▶ **Your assignment**
Only the number is needed: the count of lines in the records with the word "après".

-- Opening Marker --

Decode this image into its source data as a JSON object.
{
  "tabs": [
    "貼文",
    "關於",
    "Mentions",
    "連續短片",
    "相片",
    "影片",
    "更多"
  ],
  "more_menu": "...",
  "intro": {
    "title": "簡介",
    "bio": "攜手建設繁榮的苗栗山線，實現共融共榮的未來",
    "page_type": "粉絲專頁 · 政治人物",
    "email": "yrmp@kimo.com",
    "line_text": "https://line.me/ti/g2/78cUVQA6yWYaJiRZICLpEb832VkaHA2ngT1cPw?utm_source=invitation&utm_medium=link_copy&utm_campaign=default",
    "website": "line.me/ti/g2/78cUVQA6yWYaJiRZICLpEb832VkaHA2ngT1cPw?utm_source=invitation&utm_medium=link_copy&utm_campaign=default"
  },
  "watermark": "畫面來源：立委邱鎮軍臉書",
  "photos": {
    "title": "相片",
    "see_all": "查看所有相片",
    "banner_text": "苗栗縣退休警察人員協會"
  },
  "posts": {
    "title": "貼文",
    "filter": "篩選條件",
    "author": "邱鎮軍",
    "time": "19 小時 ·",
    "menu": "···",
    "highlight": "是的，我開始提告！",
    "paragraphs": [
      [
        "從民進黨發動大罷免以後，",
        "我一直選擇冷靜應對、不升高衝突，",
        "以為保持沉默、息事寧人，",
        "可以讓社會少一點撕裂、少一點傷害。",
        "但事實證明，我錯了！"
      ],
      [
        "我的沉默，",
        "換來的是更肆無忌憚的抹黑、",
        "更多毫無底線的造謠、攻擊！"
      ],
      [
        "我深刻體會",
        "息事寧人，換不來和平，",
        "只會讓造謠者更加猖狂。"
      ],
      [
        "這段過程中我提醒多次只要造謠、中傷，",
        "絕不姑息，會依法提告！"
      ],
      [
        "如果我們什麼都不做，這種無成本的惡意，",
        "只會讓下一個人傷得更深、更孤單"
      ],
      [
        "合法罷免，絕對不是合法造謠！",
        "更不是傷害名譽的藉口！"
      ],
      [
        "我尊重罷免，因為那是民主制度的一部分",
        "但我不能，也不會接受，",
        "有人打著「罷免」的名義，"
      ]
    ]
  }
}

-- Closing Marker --
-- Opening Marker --

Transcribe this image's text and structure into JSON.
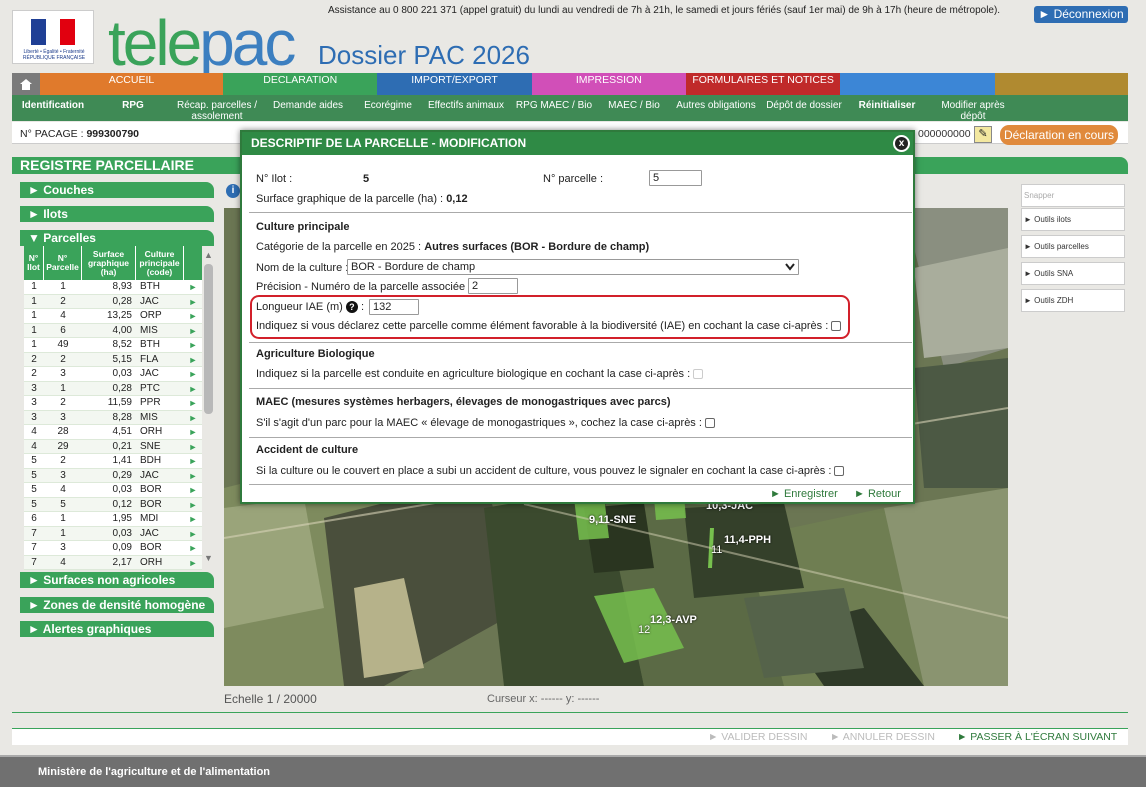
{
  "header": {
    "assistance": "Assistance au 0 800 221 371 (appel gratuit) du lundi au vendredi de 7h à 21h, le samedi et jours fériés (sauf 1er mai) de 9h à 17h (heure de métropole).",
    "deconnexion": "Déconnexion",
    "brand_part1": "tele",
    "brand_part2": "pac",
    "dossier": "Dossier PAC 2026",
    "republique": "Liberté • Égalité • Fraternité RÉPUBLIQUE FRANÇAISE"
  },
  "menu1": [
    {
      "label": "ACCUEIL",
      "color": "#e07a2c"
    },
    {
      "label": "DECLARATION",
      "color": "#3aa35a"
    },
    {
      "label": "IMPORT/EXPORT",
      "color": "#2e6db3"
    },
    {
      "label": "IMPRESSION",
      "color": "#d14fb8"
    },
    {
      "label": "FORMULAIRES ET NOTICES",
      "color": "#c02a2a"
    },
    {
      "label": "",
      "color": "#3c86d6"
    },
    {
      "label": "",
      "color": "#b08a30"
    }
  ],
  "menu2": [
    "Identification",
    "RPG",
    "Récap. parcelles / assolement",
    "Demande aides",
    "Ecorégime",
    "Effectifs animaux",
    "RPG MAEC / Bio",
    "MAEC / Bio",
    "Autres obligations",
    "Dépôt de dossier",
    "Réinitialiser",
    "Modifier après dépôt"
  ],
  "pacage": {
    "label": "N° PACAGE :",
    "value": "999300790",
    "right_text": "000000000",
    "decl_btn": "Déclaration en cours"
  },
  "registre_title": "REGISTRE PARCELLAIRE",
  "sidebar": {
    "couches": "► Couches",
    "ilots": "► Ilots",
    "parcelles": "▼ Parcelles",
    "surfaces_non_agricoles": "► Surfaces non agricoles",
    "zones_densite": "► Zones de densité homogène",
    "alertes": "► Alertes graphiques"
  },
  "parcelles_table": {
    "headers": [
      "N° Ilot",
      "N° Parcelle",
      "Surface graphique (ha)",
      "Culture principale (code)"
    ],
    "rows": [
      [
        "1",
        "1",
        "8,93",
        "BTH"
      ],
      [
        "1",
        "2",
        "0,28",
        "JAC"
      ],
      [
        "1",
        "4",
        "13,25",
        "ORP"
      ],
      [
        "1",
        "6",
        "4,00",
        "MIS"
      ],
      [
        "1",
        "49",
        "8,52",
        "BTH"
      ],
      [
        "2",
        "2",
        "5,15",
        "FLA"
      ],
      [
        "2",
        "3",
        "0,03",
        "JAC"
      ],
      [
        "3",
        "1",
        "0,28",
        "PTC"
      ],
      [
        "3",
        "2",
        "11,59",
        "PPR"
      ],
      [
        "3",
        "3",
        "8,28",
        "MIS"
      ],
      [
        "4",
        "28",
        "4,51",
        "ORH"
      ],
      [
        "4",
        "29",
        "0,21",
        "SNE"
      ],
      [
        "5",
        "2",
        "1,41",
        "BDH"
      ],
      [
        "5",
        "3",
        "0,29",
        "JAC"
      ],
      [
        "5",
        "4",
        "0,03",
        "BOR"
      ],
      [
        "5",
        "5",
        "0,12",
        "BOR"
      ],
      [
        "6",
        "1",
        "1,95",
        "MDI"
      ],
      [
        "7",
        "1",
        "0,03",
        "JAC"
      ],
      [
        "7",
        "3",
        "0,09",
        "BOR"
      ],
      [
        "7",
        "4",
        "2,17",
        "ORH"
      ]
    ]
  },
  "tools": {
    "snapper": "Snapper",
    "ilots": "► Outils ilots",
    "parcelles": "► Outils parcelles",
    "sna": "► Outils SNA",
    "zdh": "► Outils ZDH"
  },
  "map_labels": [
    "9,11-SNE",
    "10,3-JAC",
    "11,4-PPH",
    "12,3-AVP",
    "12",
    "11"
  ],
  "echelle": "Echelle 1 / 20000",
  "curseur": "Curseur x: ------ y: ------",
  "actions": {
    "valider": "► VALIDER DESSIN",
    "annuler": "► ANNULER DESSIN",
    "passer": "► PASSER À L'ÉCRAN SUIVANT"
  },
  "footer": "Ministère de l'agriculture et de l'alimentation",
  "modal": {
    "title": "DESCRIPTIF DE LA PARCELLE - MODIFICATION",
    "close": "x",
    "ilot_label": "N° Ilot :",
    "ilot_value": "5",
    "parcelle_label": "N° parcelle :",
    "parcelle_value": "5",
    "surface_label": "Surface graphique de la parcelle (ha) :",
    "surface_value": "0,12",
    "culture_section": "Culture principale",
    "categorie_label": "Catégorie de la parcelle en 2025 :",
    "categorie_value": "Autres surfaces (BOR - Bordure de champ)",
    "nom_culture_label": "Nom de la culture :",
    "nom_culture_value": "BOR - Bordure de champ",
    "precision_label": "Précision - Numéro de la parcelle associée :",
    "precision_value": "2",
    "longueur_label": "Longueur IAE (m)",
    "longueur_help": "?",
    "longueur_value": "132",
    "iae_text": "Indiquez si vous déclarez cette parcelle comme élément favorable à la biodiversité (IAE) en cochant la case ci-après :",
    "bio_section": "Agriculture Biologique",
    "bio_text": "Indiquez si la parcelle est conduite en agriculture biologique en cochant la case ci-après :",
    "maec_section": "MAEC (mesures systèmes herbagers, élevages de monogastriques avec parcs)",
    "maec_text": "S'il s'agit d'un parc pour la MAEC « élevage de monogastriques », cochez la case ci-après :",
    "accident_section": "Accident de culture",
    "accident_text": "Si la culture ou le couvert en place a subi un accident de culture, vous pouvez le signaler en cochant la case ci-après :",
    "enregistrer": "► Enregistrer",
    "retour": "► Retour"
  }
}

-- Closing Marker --

▶ **Solution to the problem**
5